Collected data entries:
>>>>

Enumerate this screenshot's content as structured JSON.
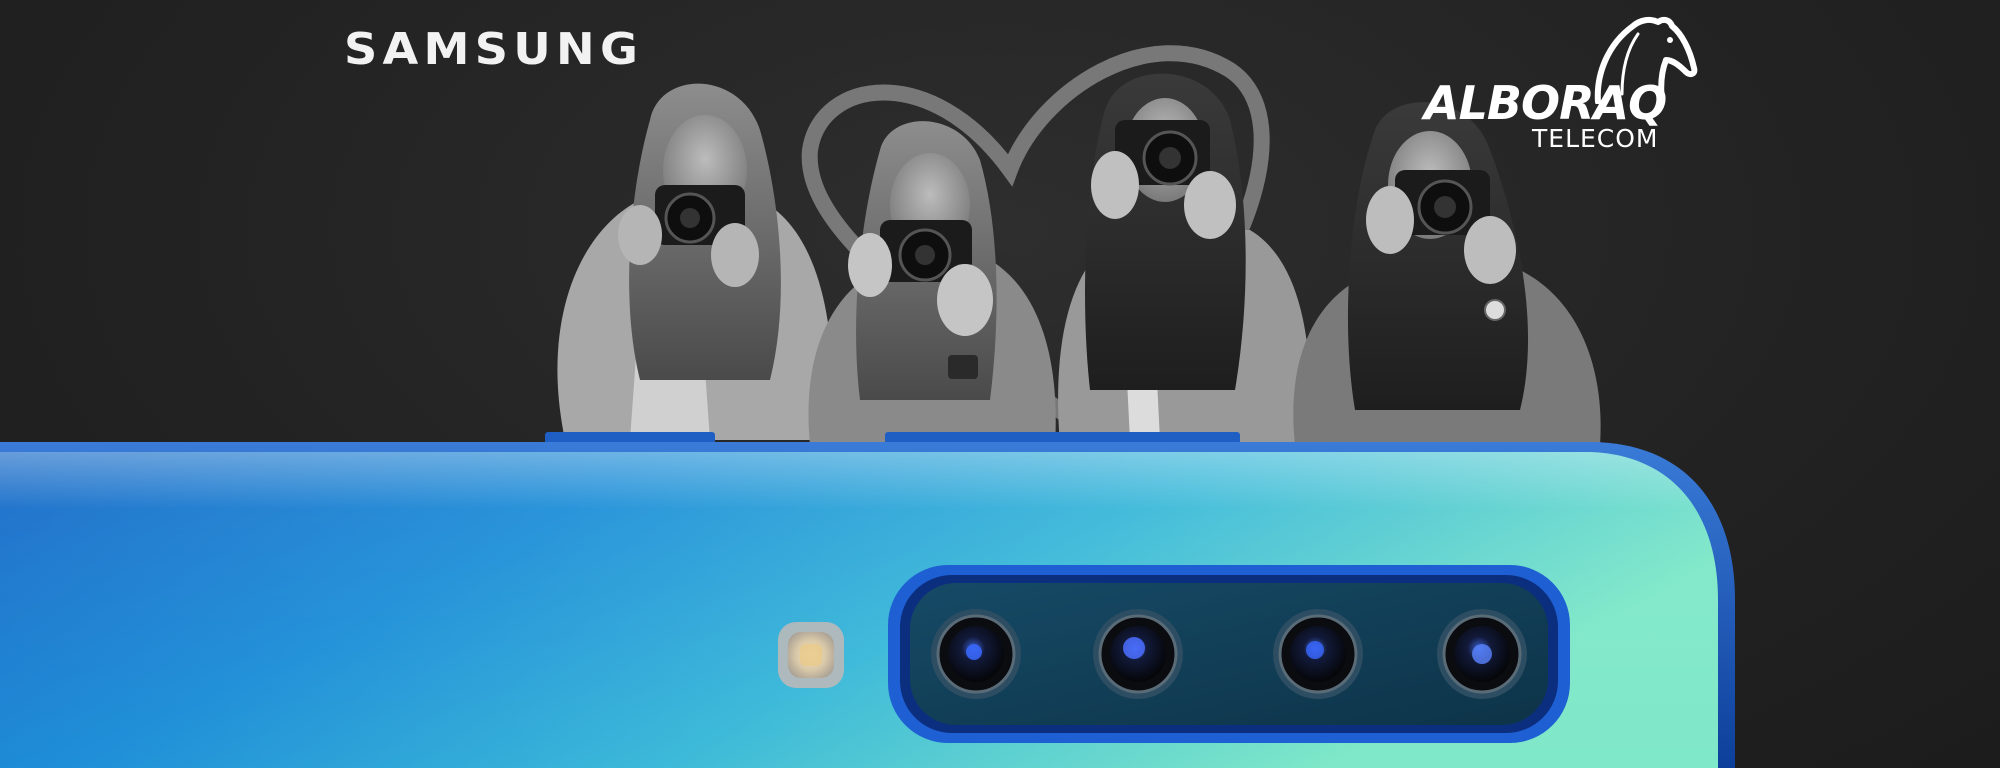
{
  "brand": {
    "samsung": "SAMSUNG",
    "partner_name": "ALBORAQ",
    "partner_sub": "TELECOM"
  },
  "icons": {
    "partner_mark": "horse-head-icon",
    "heart": "heart-outline-icon",
    "flash": "flash-icon",
    "camera_lens": "camera-lens-icon"
  },
  "colors": {
    "background": "#232323",
    "phone_blue": "#1769c9",
    "phone_teal": "#6fe3c7",
    "camera_module": "#123f57"
  }
}
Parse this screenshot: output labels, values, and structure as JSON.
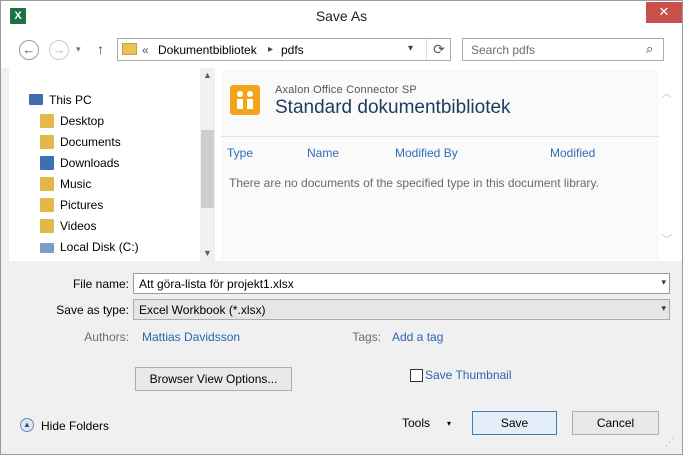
{
  "window": {
    "title": "Save As",
    "app_icon_letter": "X",
    "close_glyph": "✕"
  },
  "nav": {
    "back_glyph": "←",
    "forward_glyph": "→",
    "recent_glyph": "▾",
    "up_glyph": "↑",
    "breadcrumb_sep_left": "«",
    "breadcrumb": [
      "Dokumentbibliotek",
      "pdfs"
    ],
    "breadcrumb_sep": "▸",
    "address_dropdown_glyph": "▾",
    "refresh_glyph": "⟳",
    "search_placeholder": "Search pdfs",
    "search_icon_glyph": "⌕"
  },
  "tree": {
    "items": [
      {
        "label": "This PC",
        "icon": "computer-icon",
        "color": "#3f6fb0"
      },
      {
        "label": "Desktop",
        "icon": "desktop-folder-icon",
        "color": "#e3b84a"
      },
      {
        "label": "Documents",
        "icon": "documents-folder-icon",
        "color": "#e3b84a"
      },
      {
        "label": "Downloads",
        "icon": "downloads-folder-icon",
        "color": "#3f6fb0"
      },
      {
        "label": "Music",
        "icon": "music-folder-icon",
        "color": "#e3b84a"
      },
      {
        "label": "Pictures",
        "icon": "pictures-folder-icon",
        "color": "#e3b84a"
      },
      {
        "label": "Videos",
        "icon": "videos-folder-icon",
        "color": "#e3b84a"
      },
      {
        "label": "Local Disk (C:)",
        "icon": "local-disk-icon",
        "color": "#7a9cc8"
      }
    ],
    "scroll_up_glyph": "▲",
    "scroll_down_glyph": "▼"
  },
  "library": {
    "brand": "Axalon Office Connector SP",
    "title": "Standard dokumentbibliotek",
    "columns": [
      "Type",
      "Name",
      "Modified By",
      "Modified"
    ],
    "empty_message": "There are no documents of the specified type in this document library.",
    "scroll_up_glyph": "︿",
    "scroll_down_glyph": "﹀"
  },
  "form": {
    "file_name_label": "File name:",
    "file_name_value": "Att göra-lista för projekt1.xlsx",
    "save_type_label": "Save as type:",
    "save_type_value": "Excel Workbook (*.xlsx)",
    "dropdown_glyph": "▾",
    "authors_label": "Authors:",
    "authors_value": "Mattias Davidsson",
    "tags_label": "Tags:",
    "tags_value": "Add a tag",
    "browser_view_options": "Browser View Options...",
    "save_thumbnail_label": "Save Thumbnail",
    "save_thumbnail_checked": false
  },
  "footer": {
    "hide_folders": "Hide Folders",
    "hide_folders_glyph": "▲",
    "tools": "Tools",
    "tools_glyph": "▾",
    "save": "Save",
    "cancel": "Cancel",
    "grip_glyph": "⋰"
  },
  "colors": {
    "accent": "#2a66b0",
    "close": "#c7504b",
    "excel": "#1e7145",
    "brand": "#f2a51b"
  }
}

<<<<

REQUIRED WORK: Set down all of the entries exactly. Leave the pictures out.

RESULT OF THE EXERCISE:
Enumerate this screenshot's content as structured JSON.
{
  "brand": {
    "samsung": "SAMSUNG",
    "partner_name": "ALBORAQ",
    "partner_sub": "TELECOM"
  },
  "icons": {
    "partner_mark": "horse-head-icon",
    "heart": "heart-outline-icon",
    "flash": "flash-icon",
    "camera_lens": "camera-lens-icon"
  },
  "colors": {
    "background": "#232323",
    "phone_blue": "#1769c9",
    "phone_teal": "#6fe3c7",
    "camera_module": "#123f57"
  }
}
Parse this screenshot: output labels, values, and structure as JSON.
{
  "window": {
    "title": "Save As",
    "app_icon_letter": "X",
    "close_glyph": "✕"
  },
  "nav": {
    "back_glyph": "←",
    "forward_glyph": "→",
    "recent_glyph": "▾",
    "up_glyph": "↑",
    "breadcrumb_sep_left": "«",
    "breadcrumb": [
      "Dokumentbibliotek",
      "pdfs"
    ],
    "breadcrumb_sep": "▸",
    "address_dropdown_glyph": "▾",
    "refresh_glyph": "⟳",
    "search_placeholder": "Search pdfs",
    "search_icon_glyph": "⌕"
  },
  "tree": {
    "items": [
      {
        "label": "This PC",
        "icon": "computer-icon",
        "color": "#3f6fb0"
      },
      {
        "label": "Desktop",
        "icon": "desktop-folder-icon",
        "color": "#e3b84a"
      },
      {
        "label": "Documents",
        "icon": "documents-folder-icon",
        "color": "#e3b84a"
      },
      {
        "label": "Downloads",
        "icon": "downloads-folder-icon",
        "color": "#3f6fb0"
      },
      {
        "label": "Music",
        "icon": "music-folder-icon",
        "color": "#e3b84a"
      },
      {
        "label": "Pictures",
        "icon": "pictures-folder-icon",
        "color": "#e3b84a"
      },
      {
        "label": "Videos",
        "icon": "videos-folder-icon",
        "color": "#e3b84a"
      },
      {
        "label": "Local Disk (C:)",
        "icon": "local-disk-icon",
        "color": "#7a9cc8"
      }
    ],
    "scroll_up_glyph": "▲",
    "scroll_down_glyph": "▼"
  },
  "library": {
    "brand": "Axalon Office Connector SP",
    "title": "Standard dokumentbibliotek",
    "columns": [
      "Type",
      "Name",
      "Modified By",
      "Modified"
    ],
    "empty_message": "There are no documents of the specified type in this document library.",
    "scroll_up_glyph": "︿",
    "scroll_down_glyph": "﹀"
  },
  "form": {
    "file_name_label": "File name:",
    "file_name_value": "Att göra-lista för projekt1.xlsx",
    "save_type_label": "Save as type:",
    "save_type_value": "Excel Workbook (*.xlsx)",
    "dropdown_glyph": "▾",
    "authors_label": "Authors:",
    "authors_value": "Mattias Davidsson",
    "tags_label": "Tags:",
    "tags_value": "Add a tag",
    "browser_view_options": "Browser View Options...",
    "save_thumbnail_label": "Save Thumbnail",
    "save_thumbnail_checked": false
  },
  "footer": {
    "hide_folders": "Hide Folders",
    "hide_folders_glyph": "▲",
    "tools": "Tools",
    "tools_glyph": "▾",
    "save": "Save",
    "cancel": "Cancel",
    "grip_glyph": "⋰"
  },
  "colors": {
    "accent": "#2a66b0",
    "close": "#c7504b",
    "excel": "#1e7145",
    "brand": "#f2a51b"
  }
}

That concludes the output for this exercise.